Source records:
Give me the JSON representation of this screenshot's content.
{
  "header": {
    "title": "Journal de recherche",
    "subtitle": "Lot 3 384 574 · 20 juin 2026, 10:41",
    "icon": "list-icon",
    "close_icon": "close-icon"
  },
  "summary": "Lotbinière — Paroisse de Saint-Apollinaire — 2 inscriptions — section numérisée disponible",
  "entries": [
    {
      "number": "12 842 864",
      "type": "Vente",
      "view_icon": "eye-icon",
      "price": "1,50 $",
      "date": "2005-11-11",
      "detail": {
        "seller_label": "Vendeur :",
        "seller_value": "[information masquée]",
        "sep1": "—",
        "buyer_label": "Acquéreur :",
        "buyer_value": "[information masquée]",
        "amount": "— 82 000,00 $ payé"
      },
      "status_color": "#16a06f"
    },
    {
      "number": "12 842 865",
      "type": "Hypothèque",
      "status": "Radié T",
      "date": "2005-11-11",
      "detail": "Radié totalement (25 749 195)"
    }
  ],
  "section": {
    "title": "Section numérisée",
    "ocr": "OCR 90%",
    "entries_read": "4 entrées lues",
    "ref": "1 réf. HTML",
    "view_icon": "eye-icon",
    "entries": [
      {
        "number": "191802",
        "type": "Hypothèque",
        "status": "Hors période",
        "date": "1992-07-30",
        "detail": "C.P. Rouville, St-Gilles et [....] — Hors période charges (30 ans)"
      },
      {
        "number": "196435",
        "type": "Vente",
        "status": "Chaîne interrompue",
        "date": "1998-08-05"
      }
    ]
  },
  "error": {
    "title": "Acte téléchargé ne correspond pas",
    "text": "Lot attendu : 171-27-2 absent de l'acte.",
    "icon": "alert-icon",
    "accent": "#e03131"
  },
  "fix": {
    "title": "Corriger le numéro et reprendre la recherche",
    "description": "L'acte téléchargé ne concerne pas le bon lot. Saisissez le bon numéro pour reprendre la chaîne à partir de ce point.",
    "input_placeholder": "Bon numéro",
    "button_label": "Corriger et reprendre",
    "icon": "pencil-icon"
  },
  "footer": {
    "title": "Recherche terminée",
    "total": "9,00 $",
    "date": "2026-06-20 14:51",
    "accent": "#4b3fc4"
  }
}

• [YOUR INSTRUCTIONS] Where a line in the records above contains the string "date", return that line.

• [RESULT OF THE TASK]
      "date": "2005-11-11",
      "date": "2005-11-11",
        "date": "1992-07-30",
        "date": "1998-08-05"
    "date": "2026-06-20 14:51",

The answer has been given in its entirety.